7. If the employee fails to submit a reply, you are still obligated to review the proposal, do an independent assessment of the charges and the level of penalty imposed, and make an impartial decision. You should not assume guilt or

acquiesce to the penalty imposed based on lack of a reply by the employee.

8. Once the reply period (plus any extension granted) has expired, you are ready to start the decision process. In addition to the notice of proposed action, the MFR(s) or any oral reply, and any written reply, there are a number of other factors which you need to consider in making your decision. These factors are called the "Douglas Factors" after a precedent setting decision of the Merit Systems Protection Board (MSPB). Linked is a checklist you should use to document your decision process and which will assist your servicing CPAC in preparing the final decision letter for your signature. This checklist contains the Douglas factors. The Douglas factors are not all-inclusive; there may be other mitigating circumstances which are pertinent. After considering all the information available to you, your decision will be one of the following:

  1. The proposed action is sustained. The employee either did not reply or failed to offer any valid/acceptable reasons for his/her actions and the record shows that the proposed action is warranted.

  2. The penalty is reduced. The employee is guilty of the infraction. However, there are relevant, extenuating circumstances which warrant a less severe penalty within the range provided by the DA Table of Penalties Pertaining to Various Offenses.

  3. The proposed action is cancelled. The employee's reply clearly justifies his/her action and the penalty is unwarranted.

9. You cannot impose a more severe penalty than the one proposed. If for some reason additional facts come to light or you feel strongly that a more severe penalty is warranted, the employee must be issued a new proposal letter; be given an additional time to reply; and a decision must be made by a higher level official than you. In this case, you should immediately consult with your servicing CPAC specialist as to the proper procedures to follow.

10. In order to meet regulatory requirements that disciplinary action be taken in a timely manner, your decision should be rendered as soon as possible after expiration of the reply period. Document your decision in a memorandum and attached your Douglas Factor Analysis. You should also complete the linked checklist and hand carried to your servicing CPAC specialist along with the following:

  1. The employee's written reply, if any.

  2. The MFR (signed by the employee) documenting the substance of any oral reply.

11. Requests for Personnel Action (RPAs) will be initiated through PERSACTION. Discuss potential effective dates with your servicing CPAC specialist.

12. Based upon this material, a formal notice of decision will be prepared by the servicing CPAC specialist for your signature which will inform the employee of the decision and any rights he/she may have to grieve or appeal the action. A copy of the Notification of Personnel Action (NPA), will also be forwarded to the employee, either as an attachment to the decision letter or through separate correspondence.
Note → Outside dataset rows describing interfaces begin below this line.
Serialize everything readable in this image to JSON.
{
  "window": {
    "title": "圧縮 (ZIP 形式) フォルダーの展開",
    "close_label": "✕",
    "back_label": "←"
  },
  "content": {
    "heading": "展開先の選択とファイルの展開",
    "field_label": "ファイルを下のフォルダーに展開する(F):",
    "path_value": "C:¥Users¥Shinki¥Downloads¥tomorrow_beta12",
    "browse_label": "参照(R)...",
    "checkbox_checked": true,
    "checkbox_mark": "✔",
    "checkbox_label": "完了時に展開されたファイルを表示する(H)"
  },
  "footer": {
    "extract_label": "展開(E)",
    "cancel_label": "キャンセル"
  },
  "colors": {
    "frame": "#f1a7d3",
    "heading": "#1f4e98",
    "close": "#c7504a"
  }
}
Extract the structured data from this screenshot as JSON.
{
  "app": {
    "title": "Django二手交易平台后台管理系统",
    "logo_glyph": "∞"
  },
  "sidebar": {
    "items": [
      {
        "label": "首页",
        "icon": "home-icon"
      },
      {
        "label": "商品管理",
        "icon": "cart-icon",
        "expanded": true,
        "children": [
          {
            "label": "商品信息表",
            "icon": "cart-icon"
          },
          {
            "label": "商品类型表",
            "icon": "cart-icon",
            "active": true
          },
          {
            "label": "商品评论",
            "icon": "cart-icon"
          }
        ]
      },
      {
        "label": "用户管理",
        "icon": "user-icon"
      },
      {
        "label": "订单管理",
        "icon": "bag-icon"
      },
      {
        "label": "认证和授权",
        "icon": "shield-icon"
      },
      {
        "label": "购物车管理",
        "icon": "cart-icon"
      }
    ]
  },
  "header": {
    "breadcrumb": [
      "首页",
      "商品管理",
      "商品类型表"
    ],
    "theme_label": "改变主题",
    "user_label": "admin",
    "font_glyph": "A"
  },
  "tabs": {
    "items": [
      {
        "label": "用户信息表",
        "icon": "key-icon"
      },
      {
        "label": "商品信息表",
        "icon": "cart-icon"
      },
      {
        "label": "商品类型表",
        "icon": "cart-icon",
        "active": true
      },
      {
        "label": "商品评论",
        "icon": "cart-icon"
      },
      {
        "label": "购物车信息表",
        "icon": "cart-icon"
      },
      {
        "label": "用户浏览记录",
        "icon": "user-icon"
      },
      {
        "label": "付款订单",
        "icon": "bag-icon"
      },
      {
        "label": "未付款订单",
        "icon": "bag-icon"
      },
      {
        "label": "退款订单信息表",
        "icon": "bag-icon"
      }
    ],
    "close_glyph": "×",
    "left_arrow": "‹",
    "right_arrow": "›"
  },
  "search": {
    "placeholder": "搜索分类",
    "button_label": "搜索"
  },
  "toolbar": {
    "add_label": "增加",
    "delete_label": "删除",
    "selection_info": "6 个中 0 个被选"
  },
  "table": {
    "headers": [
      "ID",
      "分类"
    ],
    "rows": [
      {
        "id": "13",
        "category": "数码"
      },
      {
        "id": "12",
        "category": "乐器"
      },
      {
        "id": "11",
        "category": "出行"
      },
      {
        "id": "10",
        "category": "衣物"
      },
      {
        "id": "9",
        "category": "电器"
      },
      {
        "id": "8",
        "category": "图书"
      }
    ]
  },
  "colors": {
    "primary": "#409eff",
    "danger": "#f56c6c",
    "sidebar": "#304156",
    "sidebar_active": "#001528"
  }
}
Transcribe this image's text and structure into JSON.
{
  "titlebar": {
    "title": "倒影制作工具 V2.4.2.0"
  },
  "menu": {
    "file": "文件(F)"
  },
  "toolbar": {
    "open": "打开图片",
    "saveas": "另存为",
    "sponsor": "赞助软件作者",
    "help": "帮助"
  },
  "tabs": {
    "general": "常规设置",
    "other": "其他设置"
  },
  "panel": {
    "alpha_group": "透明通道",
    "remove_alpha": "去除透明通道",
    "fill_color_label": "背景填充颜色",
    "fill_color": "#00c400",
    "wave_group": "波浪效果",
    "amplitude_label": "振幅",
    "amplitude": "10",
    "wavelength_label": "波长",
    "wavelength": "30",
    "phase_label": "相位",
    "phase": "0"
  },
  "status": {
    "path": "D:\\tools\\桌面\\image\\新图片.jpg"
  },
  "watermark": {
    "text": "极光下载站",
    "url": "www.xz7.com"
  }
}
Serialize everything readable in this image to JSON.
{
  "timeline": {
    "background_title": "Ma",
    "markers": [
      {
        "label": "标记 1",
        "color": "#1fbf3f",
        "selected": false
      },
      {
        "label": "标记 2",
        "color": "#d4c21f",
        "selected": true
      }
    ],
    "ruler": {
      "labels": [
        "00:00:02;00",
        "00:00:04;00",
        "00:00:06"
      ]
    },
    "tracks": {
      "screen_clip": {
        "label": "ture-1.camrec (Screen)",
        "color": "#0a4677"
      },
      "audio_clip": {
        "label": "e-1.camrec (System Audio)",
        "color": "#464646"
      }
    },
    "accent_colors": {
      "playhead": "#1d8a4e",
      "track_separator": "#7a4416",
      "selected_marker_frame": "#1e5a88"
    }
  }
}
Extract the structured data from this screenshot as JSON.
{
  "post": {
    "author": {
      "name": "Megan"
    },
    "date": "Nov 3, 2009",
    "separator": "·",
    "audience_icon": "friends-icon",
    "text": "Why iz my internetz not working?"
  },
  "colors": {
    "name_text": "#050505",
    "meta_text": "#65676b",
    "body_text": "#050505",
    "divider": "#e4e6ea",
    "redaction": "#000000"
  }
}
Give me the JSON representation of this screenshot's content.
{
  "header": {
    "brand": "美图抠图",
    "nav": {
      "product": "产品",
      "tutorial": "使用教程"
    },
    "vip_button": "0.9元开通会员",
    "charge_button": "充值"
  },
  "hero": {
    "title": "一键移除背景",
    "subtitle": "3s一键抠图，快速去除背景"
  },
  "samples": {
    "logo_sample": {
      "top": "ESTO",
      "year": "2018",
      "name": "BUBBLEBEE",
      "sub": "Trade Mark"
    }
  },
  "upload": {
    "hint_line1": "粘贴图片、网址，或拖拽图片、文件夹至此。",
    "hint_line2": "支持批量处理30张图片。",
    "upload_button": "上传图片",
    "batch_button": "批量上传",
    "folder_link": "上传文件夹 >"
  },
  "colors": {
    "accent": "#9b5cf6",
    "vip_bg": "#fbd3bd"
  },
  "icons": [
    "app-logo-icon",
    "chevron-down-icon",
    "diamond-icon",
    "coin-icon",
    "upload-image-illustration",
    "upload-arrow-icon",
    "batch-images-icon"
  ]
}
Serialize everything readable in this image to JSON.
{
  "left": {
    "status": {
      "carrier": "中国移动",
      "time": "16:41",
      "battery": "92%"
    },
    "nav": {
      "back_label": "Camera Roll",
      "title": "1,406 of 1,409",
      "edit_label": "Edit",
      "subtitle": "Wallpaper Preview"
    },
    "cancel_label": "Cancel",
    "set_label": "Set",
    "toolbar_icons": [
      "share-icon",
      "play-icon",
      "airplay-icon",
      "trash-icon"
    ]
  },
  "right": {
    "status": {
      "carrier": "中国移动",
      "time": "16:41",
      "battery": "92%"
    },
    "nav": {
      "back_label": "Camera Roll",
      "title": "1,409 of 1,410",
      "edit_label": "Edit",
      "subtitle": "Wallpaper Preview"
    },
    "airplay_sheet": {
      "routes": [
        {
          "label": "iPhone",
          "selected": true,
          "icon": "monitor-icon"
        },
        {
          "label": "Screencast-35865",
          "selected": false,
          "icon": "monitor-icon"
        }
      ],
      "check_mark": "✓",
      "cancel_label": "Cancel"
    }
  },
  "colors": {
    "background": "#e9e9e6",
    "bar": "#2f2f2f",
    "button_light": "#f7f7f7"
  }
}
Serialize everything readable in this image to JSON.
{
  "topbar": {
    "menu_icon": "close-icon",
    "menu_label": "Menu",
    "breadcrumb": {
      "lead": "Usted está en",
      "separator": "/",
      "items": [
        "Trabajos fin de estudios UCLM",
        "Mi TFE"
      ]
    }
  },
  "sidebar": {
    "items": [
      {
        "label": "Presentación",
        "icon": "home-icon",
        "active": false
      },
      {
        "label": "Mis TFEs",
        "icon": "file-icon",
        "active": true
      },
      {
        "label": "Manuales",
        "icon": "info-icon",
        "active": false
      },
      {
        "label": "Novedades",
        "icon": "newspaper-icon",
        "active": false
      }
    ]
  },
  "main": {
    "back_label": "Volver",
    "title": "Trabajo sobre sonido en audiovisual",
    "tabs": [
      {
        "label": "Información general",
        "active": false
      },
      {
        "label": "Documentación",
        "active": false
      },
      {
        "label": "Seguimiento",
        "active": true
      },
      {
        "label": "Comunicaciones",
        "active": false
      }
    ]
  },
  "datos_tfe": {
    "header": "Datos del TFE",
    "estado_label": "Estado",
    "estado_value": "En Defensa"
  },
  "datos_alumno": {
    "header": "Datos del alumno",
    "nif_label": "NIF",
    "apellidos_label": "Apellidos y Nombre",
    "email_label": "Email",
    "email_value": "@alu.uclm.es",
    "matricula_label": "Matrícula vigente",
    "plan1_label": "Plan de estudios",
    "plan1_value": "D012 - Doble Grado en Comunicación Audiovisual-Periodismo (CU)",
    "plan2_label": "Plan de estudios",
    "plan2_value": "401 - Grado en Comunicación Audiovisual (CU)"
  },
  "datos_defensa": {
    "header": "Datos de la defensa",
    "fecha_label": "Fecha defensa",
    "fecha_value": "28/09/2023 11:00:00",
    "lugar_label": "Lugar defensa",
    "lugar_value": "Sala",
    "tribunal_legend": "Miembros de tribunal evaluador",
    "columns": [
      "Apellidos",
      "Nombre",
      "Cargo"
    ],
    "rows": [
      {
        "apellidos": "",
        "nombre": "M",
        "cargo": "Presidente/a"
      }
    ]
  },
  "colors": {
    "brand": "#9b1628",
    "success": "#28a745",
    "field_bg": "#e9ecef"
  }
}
13. If you have any questions or need assistance at any time during these proceedings, please call your servicing CPAC specialist.

* Note that some installations have established a disciplinary/adverse action process were in the employee replies to the proposing official. The proposing official considers the reply (s) and prepares a written recommendation to the decision as to whether to cancel, mitigate, or sustain the proposed penalty, in light of consideration given the reply(s). Both the original employee reply(s) and the proposing official’s recommendation are forwarded to the deciding official for consideration in this process.

Content last reviewed: 6/20/2006-FMJ

Return to: PERMISS Homepage | Management-Employee Relations Program

This page was last revised: 11/17/2009